BEGIN Exercise data
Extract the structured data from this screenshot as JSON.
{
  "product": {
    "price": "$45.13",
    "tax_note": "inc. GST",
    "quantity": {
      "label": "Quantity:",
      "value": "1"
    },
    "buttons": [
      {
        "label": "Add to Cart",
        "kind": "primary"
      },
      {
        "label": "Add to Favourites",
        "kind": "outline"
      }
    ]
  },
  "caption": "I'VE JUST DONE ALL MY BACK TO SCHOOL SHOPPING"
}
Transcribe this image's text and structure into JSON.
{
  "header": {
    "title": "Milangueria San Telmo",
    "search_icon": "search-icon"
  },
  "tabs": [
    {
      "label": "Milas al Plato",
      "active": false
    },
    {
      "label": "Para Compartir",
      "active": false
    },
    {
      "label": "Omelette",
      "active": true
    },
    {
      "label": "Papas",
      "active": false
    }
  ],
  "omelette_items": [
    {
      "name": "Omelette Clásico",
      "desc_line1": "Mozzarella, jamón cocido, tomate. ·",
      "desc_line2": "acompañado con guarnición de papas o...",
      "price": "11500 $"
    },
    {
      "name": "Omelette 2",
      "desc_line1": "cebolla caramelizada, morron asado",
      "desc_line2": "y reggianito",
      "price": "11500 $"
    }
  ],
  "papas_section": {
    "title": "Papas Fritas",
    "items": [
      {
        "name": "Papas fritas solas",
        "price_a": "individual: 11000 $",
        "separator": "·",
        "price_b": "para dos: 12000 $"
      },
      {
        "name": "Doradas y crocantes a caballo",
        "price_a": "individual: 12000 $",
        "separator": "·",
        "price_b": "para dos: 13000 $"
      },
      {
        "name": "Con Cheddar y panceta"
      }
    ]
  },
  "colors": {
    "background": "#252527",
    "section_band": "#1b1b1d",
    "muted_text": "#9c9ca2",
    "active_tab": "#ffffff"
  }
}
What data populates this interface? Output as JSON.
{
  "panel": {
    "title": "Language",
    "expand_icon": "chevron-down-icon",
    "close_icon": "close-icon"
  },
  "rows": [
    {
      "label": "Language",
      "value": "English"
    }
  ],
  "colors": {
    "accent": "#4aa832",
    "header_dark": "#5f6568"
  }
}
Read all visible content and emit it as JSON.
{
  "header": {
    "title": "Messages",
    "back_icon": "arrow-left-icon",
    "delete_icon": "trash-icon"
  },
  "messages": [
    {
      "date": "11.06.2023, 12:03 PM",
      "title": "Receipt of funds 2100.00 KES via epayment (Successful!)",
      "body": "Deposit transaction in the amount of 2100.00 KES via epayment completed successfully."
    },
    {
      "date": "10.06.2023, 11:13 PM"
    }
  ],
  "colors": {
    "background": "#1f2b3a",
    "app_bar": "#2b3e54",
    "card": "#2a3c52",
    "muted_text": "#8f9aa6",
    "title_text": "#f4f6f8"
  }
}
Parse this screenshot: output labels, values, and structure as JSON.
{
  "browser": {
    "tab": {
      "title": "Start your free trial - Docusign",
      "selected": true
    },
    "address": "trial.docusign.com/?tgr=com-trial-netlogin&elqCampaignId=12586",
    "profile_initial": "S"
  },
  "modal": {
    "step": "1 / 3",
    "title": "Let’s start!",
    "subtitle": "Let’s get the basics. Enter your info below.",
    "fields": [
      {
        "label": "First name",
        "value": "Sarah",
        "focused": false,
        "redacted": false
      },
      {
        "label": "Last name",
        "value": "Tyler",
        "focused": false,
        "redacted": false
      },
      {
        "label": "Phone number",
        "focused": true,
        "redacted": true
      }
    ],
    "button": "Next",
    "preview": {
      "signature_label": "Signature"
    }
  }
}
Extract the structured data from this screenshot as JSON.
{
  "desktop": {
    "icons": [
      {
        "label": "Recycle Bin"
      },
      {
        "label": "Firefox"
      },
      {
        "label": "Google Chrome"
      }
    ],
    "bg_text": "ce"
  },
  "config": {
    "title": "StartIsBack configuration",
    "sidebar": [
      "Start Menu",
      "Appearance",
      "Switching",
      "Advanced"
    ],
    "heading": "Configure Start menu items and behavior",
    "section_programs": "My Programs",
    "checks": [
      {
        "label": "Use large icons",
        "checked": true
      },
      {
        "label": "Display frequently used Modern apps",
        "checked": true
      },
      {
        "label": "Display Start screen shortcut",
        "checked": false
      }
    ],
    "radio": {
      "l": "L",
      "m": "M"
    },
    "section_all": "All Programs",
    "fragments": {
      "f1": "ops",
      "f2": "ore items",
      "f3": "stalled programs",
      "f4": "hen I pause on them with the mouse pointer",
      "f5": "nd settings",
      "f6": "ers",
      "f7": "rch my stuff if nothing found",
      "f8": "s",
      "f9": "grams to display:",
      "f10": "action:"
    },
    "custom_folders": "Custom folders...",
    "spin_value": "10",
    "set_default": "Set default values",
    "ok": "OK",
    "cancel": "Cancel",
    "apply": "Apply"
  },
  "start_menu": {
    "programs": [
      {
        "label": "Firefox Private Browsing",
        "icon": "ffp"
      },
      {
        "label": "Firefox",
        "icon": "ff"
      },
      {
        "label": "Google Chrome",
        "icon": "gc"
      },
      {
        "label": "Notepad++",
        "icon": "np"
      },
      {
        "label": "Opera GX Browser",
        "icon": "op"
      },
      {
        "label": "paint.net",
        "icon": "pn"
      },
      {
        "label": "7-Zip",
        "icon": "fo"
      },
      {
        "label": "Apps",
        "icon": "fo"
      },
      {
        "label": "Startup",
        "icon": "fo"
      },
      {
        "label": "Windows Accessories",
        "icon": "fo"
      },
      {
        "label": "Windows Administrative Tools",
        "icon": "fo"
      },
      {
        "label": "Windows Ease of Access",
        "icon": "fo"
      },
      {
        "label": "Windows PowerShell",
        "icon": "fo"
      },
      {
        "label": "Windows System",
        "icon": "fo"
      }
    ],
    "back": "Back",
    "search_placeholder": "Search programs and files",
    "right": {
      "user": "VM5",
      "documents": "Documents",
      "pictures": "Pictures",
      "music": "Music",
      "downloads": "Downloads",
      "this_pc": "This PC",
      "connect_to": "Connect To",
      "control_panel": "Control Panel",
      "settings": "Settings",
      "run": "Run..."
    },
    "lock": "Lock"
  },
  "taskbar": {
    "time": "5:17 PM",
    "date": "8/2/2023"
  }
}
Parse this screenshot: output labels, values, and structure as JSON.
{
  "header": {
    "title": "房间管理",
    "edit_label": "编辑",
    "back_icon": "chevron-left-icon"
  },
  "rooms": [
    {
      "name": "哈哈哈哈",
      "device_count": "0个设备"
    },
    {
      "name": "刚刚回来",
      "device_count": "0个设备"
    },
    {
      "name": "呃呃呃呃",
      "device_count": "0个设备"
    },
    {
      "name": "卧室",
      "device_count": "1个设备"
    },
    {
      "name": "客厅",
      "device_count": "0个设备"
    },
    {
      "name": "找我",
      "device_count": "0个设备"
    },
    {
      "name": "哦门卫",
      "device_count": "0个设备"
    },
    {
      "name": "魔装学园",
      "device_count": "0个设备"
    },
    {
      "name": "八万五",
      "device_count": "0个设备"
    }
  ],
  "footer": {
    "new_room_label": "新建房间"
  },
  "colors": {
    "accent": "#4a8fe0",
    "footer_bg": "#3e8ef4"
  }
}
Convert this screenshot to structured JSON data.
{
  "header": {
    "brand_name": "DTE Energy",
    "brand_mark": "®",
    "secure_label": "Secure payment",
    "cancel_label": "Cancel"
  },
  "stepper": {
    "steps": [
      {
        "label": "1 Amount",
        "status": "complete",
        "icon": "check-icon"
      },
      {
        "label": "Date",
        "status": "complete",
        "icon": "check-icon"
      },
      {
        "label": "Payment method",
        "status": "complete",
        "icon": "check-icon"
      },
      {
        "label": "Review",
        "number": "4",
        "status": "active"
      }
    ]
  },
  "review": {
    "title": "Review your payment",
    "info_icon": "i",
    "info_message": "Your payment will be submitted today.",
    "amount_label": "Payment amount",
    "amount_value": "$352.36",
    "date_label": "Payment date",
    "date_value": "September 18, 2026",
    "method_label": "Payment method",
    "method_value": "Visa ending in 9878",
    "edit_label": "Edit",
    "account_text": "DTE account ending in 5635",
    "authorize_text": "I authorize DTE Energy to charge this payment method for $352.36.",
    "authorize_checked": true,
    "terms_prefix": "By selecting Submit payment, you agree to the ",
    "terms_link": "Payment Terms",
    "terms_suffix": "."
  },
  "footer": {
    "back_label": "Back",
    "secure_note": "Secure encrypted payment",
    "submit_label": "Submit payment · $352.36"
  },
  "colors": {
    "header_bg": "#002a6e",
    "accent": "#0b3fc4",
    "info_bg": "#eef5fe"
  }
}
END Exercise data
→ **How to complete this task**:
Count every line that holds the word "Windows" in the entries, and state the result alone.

→ **Exercise answer**:
5